» **Data to process**:
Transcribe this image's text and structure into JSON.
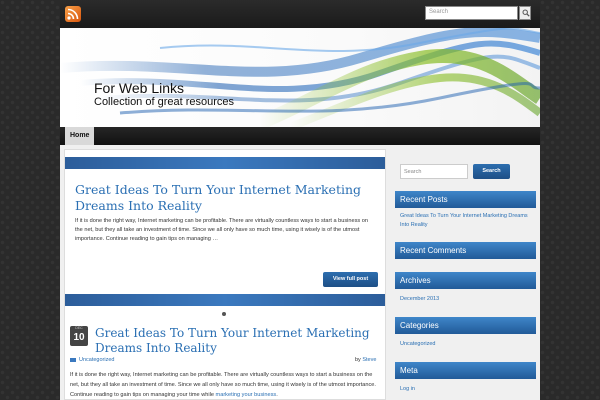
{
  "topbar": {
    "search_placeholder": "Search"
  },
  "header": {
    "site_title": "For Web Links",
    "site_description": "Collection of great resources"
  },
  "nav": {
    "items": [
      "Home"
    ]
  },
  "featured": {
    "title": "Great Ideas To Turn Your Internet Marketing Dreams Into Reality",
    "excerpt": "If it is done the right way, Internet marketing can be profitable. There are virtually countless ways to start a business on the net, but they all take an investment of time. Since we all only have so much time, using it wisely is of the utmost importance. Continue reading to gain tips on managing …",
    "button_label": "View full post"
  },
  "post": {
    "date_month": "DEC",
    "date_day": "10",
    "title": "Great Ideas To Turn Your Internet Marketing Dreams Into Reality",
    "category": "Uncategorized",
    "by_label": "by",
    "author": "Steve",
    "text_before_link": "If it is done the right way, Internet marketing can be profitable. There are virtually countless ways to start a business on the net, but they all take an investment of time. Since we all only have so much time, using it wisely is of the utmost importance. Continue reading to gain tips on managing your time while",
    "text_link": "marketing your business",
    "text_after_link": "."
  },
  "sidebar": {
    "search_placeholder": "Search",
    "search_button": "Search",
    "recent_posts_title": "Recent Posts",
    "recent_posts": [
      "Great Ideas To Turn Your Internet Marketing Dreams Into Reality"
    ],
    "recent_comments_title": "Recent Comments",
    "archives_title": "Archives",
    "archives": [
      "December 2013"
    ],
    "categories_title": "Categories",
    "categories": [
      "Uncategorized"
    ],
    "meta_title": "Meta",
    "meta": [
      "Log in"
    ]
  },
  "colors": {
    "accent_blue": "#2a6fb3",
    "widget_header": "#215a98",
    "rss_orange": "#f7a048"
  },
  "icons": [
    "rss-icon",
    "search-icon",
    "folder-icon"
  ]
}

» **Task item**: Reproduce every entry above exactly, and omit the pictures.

» **Solved exercise**:
Transcribe this image's text and structure into JSON.
{
  "topbar": {
    "search_placeholder": "Search"
  },
  "header": {
    "site_title": "For Web Links",
    "site_description": "Collection of great resources"
  },
  "nav": {
    "items": [
      "Home"
    ]
  },
  "featured": {
    "title": "Great Ideas To Turn Your Internet Marketing Dreams Into Reality",
    "excerpt": "If it is done the right way, Internet marketing can be profitable. There are virtually countless ways to start a business on the net, but they all take an investment of time. Since we all only have so much time, using it wisely is of the utmost importance. Continue reading to gain tips on managing …",
    "button_label": "View full post"
  },
  "post": {
    "date_month": "DEC",
    "date_day": "10",
    "title": "Great Ideas To Turn Your Internet Marketing Dreams Into Reality",
    "category": "Uncategorized",
    "by_label": "by",
    "author": "Steve",
    "text_before_link": "If it is done the right way, Internet marketing can be profitable. There are virtually countless ways to start a business on the net, but they all take an investment of time. Since we all only have so much time, using it wisely is of the utmost importance. Continue reading to gain tips on managing your time while",
    "text_link": "marketing your business",
    "text_after_link": "."
  },
  "sidebar": {
    "search_placeholder": "Search",
    "search_button": "Search",
    "recent_posts_title": "Recent Posts",
    "recent_posts": [
      "Great Ideas To Turn Your Internet Marketing Dreams Into Reality"
    ],
    "recent_comments_title": "Recent Comments",
    "archives_title": "Archives",
    "archives": [
      "December 2013"
    ],
    "categories_title": "Categories",
    "categories": [
      "Uncategorized"
    ],
    "meta_title": "Meta",
    "meta": [
      "Log in"
    ]
  },
  "colors": {
    "accent_blue": "#2a6fb3",
    "widget_header": "#215a98",
    "rss_orange": "#f7a048"
  },
  "icons": [
    "rss-icon",
    "search-icon",
    "folder-icon"
  ]
}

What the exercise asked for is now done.